God's Sovereignty at 35,000 Feet

Those who are close to me know that I hate to fly. And when I have a trip coming up that involves flying even the stranger on the street knows I hate to fly. I suppose it's some crazy way of coping with the fear, but when I have to fly every conversation leading up to the flight entails my deathly fear of the coming trip. The conversation usually goes like this:

Nice Person: “That’s so exciting that you get to go visit your family.”

Me: “Yes it is, but I hate to fly.”

Nice Person: “You know you are more likely to die in a car crash than a plane crash.”

Me: “Yes I do, but I still hate to fly. I don’t want to be the statistic that doesn’t make it.”

Awkward. Actually it’s just plain ridiculous.

A few weeks ago I flew to visit my parents in Florida. It was a short, last minute trip, and while I was looking forward to seeing my family, I was not looking forward to the flight by myself. I've made numerous flights by myself in the last few years. The week leading up to every flight is always a battle with my fears. I talk about it. I over analyze it. I think of a variety of scenarios which only lead to more fears. My very active imagination runs wild in these moments. This time was no different. But this time something else happened. I was deeply convicted of my sin.

Yes. My sinful fear of flying.

Many of us face fear in a variety of ways (and I have written about that before on the blog). But while there are things to genuinely be afraid of, not every response to fear is appropriate. In my case, I was responding to my fear of flying with anxiety and worry. I believed my fears rather than God.

Our fears will drive us to something. The real test is if they drive us to the only one who can conquer our fears and provide the hope and security we long for. Fear should force us to cry out to God. Fear should drive us to the Bible. Fear should drive us to the Cross. I was convicted because for so long I have allowed my fear of flying (and a host of other things) drive me to my thoughts and my imagination rather than my Savior.

Dr. Stuart Scott, in his little booklet called Anger, Anxiety and Fear, has this to say about our fears:

“The more a person acts on his fears instead of going against them or pushing through them, the more afraid he will become. We must be willing to endure fear if we have to in order to obey God, to be responsible, and to love others (2 Tim. 2:3-4, 1 Peter 4:1).”
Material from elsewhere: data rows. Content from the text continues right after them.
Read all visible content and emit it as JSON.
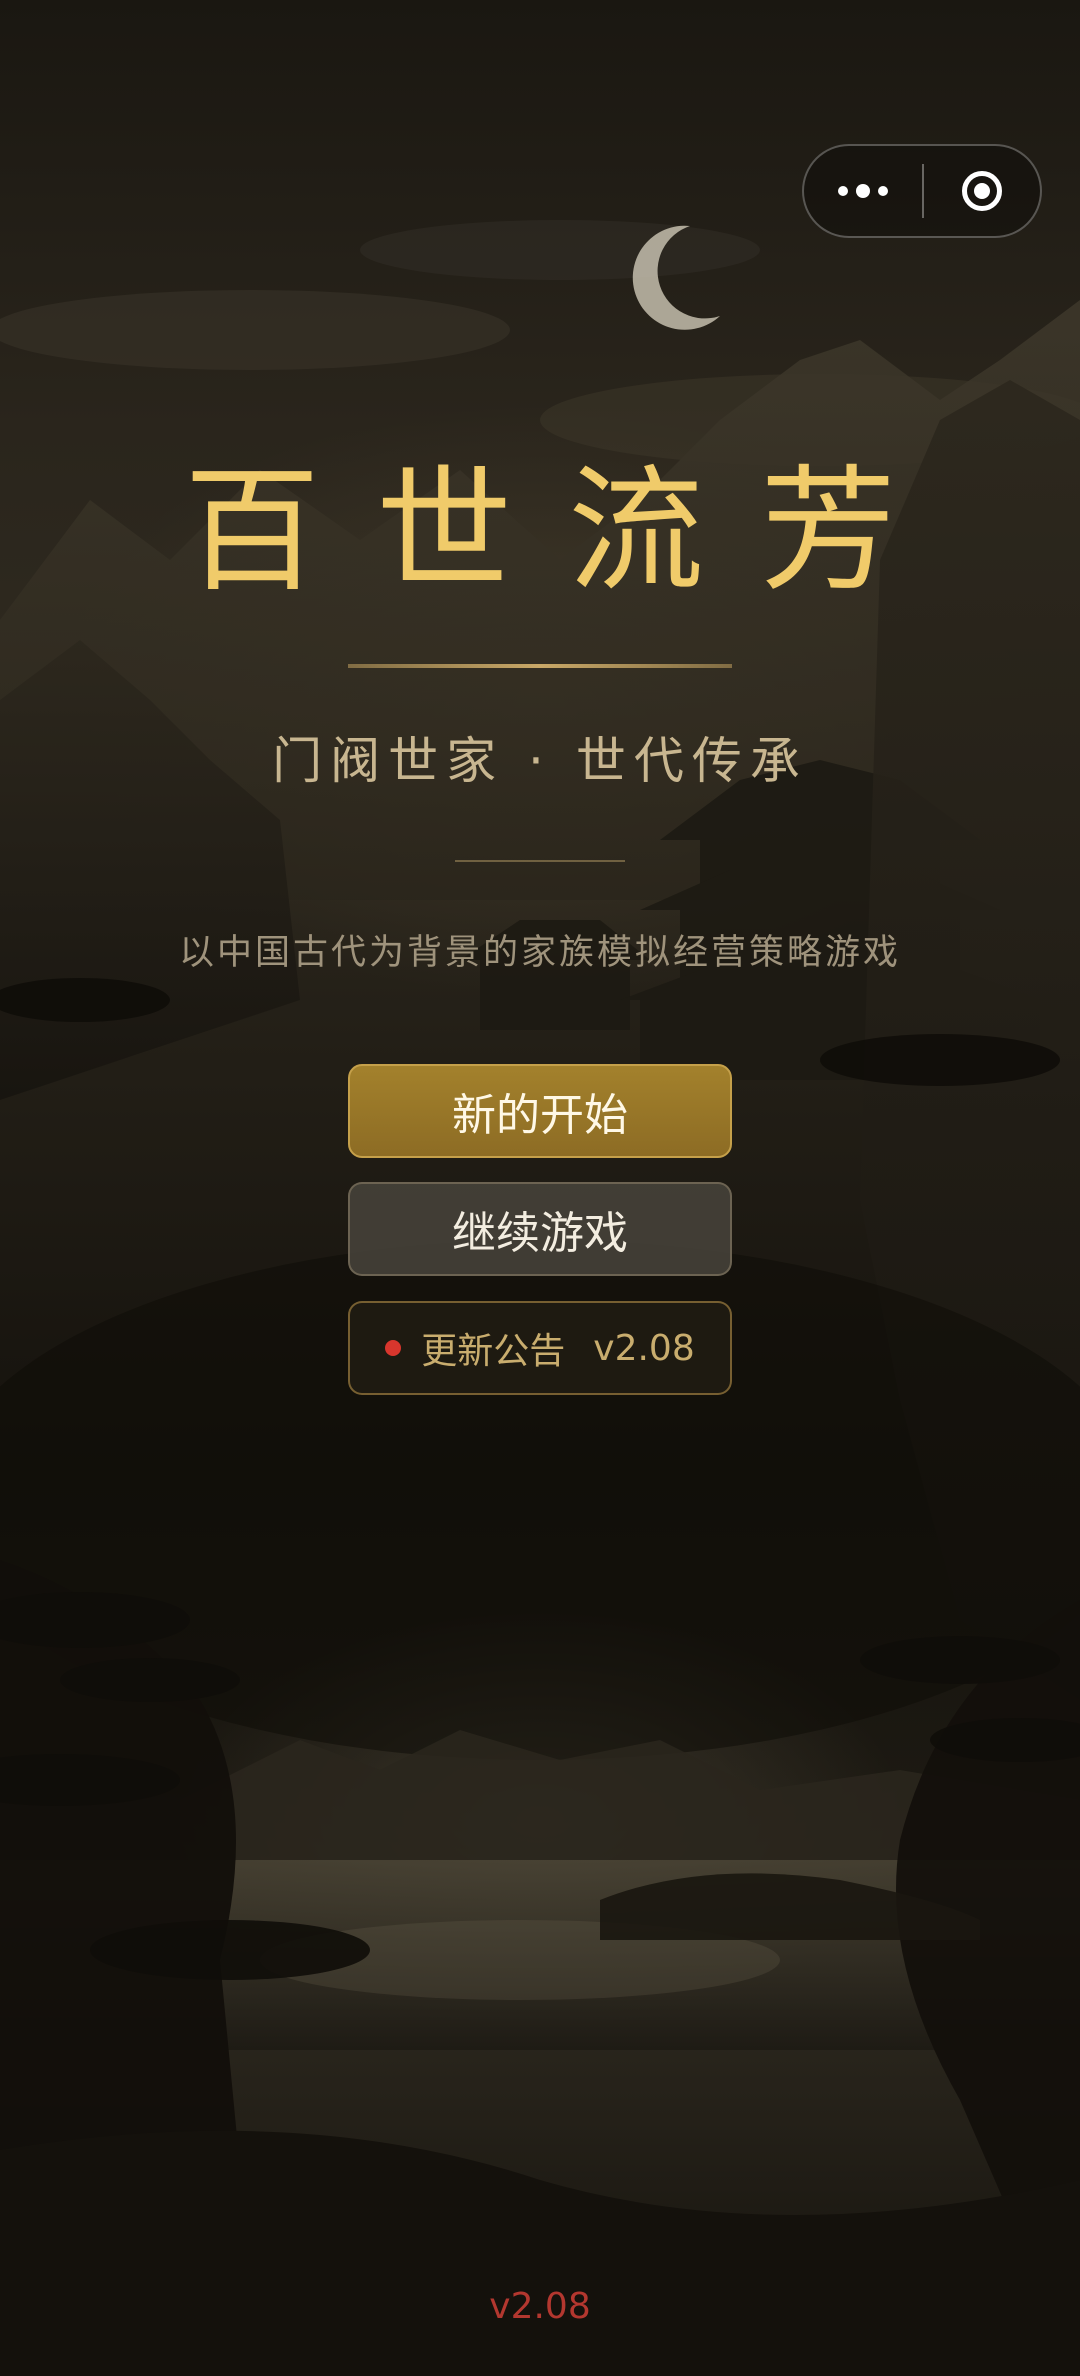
{
  "capsule": {
    "more_icon": "more-dots-icon",
    "close_icon": "target-close-icon"
  },
  "title": "百世流芳",
  "subtitle": "门阀世家 · 世代传承",
  "description": "以中国古代为背景的家族模拟经营策略游戏",
  "buttons": {
    "new_game": "新的开始",
    "continue": "继续游戏",
    "notice_label": "更新公告",
    "notice_version": "v2.08"
  },
  "footer_version": "v2.08",
  "colors": {
    "title": "#f0cb6a",
    "accent_gold": "#a3812c",
    "notice_dot": "#d8362d",
    "footer_version": "#b3372f"
  }
}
That is what I was doing. I was acting on my fears. They ruled my life, so much so that I started believing the anxious thoughts that consumed my thinking. This had tremendous implications for how I related to those around me. Anxiety and fear are self-focused by their very nature. My fear of flying was all I thought about whenever I had to fly. Those days leading up to my trip were all about me and my seemingly insurmountable fears. This self-absorption is the antithesis of what God calls me to as a follower of Christ.

So what happened when I flew a few weeks ago? I was still afraid to fly, but it was different this time. I wasn’t convinced the plane was going to crash. I didn’t tearfully say goodbye to my husband thinking it was the last time I would see him on this earth (yes, I’m a little dramatic). I didn’t close my eyes and nervously chant prayers while the plane took off. Sure, I was afraid, and I really don’t think I will ever get to the point where flying is my favorite thing. But I did have a trust that God would take care of me. He is just as much in control of a little plane in the sky as he is over everything else in this world that he has created. The most dangerous aspect of my anxiety over flying is that it takes me away from believing in my sovereign God. It’s a slippery slope to a whole host of other areas of unbelief.

All of the references to fear in the Bible are reminders that God cares about our fears. He wants our fears to be rightly directed towards him. This is our hope when our fears threaten to overtake us.

Because we live in a fallen world fear is inevitable. The sad reality is that planes do crash. Bad things happen to people all of the time, and many times to Christians. Until Jesus comes back we will face a constant struggle to not “fear anything that is frightening”, and steadily look to the one who is worthy of the right kind of fear. He holds our lives in his hands. He knows the outcome of every fearful circumstance we face, whether real or imagined, and he promises to keep us to the end.